**Brief**. The answer should be every line below, repeated exactly, with the images left out.

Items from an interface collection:
▼

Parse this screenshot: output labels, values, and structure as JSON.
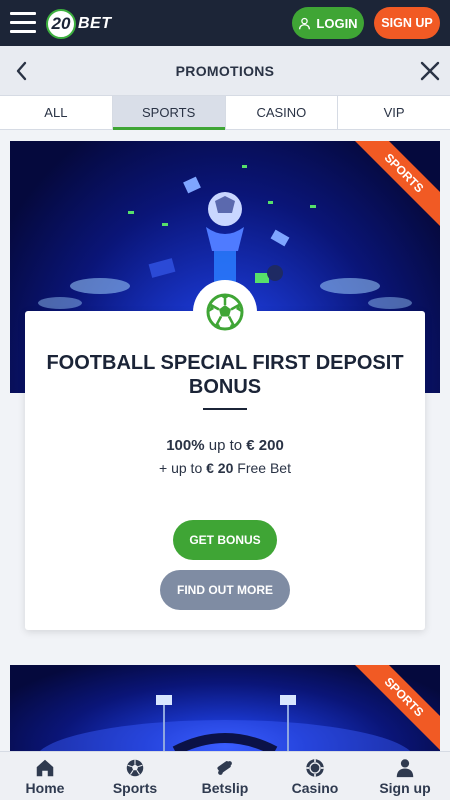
{
  "header": {
    "logo_number": "20",
    "logo_text": "BET",
    "login_label": "LOGIN",
    "signup_label": "SIGN UP"
  },
  "titlebar": {
    "title": "PROMOTIONS"
  },
  "tabs": [
    {
      "label": "ALL",
      "active": false
    },
    {
      "label": "SPORTS",
      "active": true
    },
    {
      "label": "CASINO",
      "active": false
    },
    {
      "label": "VIP",
      "active": false
    }
  ],
  "promos": [
    {
      "ribbon": "SPORTS",
      "title": "FOOTBALL SPECIAL FIRST DEPOSIT BONUS",
      "line1_bold": "100%",
      "line1_mid": " up to ",
      "line1_amount": "€ 200",
      "line2_prefix": "+ up to ",
      "line2_amount": "€ 20",
      "line2_suffix": " Free Bet",
      "get_bonus_label": "GET BONUS",
      "find_out_more_label": "FIND OUT MORE"
    },
    {
      "ribbon": "SPORTS"
    }
  ],
  "bottom_nav": [
    {
      "label": "Home",
      "icon": "home-icon"
    },
    {
      "label": "Sports",
      "icon": "football-icon"
    },
    {
      "label": "Betslip",
      "icon": "betslip-icon"
    },
    {
      "label": "Casino",
      "icon": "casino-chip-icon"
    },
    {
      "label": "Sign up",
      "icon": "user-icon"
    }
  ],
  "colors": {
    "header_bg": "#1c2537",
    "accent_green": "#3fa535",
    "accent_orange": "#f15a24",
    "secondary_button": "#7f8ca3"
  }
}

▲

**Reply**.
Parse this screenshot: output labels, values, and structure as JSON.
{
  "header": {
    "logo_number": "20",
    "logo_text": "BET",
    "login_label": "LOGIN",
    "signup_label": "SIGN UP"
  },
  "titlebar": {
    "title": "PROMOTIONS"
  },
  "tabs": [
    {
      "label": "ALL",
      "active": false
    },
    {
      "label": "SPORTS",
      "active": true
    },
    {
      "label": "CASINO",
      "active": false
    },
    {
      "label": "VIP",
      "active": false
    }
  ],
  "promos": [
    {
      "ribbon": "SPORTS",
      "title": "FOOTBALL SPECIAL FIRST DEPOSIT BONUS",
      "line1_bold": "100%",
      "line1_mid": " up to ",
      "line1_amount": "€ 200",
      "line2_prefix": "+ up to ",
      "line2_amount": "€ 20",
      "line2_suffix": " Free Bet",
      "get_bonus_label": "GET BONUS",
      "find_out_more_label": "FIND OUT MORE"
    },
    {
      "ribbon": "SPORTS"
    }
  ],
  "bottom_nav": [
    {
      "label": "Home",
      "icon": "home-icon"
    },
    {
      "label": "Sports",
      "icon": "football-icon"
    },
    {
      "label": "Betslip",
      "icon": "betslip-icon"
    },
    {
      "label": "Casino",
      "icon": "casino-chip-icon"
    },
    {
      "label": "Sign up",
      "icon": "user-icon"
    }
  ],
  "colors": {
    "header_bg": "#1c2537",
    "accent_green": "#3fa535",
    "accent_orange": "#f15a24",
    "secondary_button": "#7f8ca3"
  }
}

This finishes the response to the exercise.